■ **What is needed**:
The answer must be every line below that holds the word "monitor".

□ □ □ □ □ □ □

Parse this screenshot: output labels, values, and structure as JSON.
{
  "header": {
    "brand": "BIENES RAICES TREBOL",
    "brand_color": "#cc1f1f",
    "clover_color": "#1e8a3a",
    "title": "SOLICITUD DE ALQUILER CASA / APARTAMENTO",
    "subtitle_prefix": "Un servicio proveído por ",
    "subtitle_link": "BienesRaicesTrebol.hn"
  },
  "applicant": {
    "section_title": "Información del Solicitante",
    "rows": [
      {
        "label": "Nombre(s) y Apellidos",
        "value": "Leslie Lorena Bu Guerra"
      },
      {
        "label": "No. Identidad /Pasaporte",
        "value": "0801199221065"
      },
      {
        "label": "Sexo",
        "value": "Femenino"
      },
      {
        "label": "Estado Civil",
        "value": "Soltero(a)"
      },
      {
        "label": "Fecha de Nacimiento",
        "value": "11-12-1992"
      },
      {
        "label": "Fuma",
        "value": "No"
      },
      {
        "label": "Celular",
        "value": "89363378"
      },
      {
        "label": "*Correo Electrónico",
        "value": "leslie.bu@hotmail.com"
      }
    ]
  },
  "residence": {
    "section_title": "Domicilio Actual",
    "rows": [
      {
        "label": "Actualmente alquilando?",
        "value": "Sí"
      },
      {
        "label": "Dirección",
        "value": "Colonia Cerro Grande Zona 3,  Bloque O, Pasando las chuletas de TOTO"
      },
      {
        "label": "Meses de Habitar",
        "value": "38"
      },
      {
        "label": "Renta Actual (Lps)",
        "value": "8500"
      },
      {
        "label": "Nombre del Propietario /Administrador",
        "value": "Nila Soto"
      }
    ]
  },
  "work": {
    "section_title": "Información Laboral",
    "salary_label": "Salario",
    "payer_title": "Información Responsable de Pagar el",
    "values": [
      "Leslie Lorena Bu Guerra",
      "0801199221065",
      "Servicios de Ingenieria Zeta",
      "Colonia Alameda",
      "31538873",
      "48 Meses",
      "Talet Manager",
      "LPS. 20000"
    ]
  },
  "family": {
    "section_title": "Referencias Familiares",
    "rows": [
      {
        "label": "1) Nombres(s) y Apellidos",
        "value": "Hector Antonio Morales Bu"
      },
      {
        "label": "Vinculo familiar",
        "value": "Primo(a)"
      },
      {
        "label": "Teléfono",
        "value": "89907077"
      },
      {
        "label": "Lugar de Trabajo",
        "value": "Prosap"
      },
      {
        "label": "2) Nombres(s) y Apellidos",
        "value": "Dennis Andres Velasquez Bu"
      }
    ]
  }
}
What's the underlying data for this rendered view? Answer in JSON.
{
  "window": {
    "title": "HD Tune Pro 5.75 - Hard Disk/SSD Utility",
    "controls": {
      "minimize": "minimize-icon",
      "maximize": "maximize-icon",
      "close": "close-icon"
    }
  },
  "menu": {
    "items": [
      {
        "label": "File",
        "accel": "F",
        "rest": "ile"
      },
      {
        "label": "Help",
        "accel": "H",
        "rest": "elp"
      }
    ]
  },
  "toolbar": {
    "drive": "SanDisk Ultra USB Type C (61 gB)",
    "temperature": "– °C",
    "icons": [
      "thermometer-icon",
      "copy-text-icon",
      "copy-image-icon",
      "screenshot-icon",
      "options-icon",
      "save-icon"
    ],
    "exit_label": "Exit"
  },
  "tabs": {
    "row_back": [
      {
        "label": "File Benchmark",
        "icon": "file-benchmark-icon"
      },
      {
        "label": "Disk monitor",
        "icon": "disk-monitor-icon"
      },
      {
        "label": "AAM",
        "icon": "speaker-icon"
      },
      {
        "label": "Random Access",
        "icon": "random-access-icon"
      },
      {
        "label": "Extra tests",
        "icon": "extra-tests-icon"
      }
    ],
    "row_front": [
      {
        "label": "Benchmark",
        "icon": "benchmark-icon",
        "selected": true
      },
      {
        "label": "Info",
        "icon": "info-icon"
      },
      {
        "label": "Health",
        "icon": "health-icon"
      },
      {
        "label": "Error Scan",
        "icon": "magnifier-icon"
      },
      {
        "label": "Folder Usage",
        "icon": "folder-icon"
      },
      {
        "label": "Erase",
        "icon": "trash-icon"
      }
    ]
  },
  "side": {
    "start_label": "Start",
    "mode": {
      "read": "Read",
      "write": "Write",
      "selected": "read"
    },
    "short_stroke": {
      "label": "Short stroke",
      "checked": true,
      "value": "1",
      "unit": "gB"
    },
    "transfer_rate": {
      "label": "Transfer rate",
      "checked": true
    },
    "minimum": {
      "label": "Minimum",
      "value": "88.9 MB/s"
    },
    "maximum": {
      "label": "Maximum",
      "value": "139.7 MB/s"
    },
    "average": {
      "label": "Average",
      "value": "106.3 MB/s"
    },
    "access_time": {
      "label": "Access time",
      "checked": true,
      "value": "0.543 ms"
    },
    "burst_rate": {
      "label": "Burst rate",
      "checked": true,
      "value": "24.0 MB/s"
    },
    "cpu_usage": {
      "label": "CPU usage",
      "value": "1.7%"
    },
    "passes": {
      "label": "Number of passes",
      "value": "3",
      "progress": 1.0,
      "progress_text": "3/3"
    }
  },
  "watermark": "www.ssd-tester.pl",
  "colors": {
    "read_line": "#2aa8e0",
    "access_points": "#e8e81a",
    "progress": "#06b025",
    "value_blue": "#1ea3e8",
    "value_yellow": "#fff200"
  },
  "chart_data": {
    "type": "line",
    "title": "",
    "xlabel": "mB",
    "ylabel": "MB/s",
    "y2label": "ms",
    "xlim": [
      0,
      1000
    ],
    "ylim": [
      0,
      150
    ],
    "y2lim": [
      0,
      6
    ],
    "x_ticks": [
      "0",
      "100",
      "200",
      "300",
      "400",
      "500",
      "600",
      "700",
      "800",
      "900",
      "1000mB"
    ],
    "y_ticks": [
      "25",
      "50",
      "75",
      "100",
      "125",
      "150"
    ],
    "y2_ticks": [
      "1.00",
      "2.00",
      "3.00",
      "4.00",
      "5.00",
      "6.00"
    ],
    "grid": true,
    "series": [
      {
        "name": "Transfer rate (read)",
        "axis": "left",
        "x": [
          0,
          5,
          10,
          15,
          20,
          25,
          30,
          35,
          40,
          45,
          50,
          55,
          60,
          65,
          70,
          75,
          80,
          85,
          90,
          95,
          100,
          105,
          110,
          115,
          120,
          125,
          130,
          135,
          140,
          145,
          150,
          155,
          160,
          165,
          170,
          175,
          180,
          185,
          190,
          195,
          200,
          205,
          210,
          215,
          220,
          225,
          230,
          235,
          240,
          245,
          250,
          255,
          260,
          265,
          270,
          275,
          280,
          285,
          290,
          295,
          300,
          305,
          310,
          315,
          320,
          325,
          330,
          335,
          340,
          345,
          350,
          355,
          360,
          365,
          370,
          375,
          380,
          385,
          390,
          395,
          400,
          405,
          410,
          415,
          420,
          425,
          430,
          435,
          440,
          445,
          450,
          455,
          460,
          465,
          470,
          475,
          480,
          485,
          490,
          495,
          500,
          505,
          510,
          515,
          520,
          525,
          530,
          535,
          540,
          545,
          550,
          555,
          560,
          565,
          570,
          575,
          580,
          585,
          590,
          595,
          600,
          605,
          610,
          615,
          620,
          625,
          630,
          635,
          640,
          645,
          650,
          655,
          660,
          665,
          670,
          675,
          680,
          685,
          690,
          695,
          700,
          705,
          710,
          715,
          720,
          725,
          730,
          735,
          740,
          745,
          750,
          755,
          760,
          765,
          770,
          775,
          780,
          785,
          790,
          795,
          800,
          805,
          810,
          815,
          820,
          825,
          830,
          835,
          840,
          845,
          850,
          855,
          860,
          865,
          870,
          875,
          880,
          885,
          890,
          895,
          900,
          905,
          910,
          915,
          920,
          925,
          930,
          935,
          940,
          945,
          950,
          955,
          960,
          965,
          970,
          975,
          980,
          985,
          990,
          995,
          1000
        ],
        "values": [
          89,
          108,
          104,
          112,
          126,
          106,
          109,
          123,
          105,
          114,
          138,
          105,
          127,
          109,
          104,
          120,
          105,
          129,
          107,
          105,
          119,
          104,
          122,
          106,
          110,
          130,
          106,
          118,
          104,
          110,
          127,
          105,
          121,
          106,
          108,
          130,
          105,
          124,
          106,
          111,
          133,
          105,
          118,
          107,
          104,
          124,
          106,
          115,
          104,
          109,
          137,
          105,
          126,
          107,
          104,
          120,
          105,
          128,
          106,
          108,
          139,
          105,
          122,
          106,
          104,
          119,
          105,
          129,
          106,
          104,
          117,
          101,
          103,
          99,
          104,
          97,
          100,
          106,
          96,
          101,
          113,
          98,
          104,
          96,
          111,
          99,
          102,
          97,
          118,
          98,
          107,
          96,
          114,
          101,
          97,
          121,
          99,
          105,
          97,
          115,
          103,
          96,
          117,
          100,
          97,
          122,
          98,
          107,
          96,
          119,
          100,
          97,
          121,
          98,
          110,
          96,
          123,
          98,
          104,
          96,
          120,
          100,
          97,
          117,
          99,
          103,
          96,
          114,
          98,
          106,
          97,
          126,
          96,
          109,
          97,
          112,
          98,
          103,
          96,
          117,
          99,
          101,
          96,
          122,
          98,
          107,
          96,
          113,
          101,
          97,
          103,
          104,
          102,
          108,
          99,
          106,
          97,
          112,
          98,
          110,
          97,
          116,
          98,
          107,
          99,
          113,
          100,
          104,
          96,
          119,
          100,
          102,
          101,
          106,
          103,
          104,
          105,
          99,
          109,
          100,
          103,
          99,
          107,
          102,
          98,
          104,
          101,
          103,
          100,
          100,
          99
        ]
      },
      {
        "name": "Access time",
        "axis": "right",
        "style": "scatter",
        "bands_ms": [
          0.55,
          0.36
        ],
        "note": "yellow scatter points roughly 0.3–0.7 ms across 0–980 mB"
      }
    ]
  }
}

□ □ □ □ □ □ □

■ **Response**:
        "label": "Disk monitor",
        "icon": "disk-monitor-icon"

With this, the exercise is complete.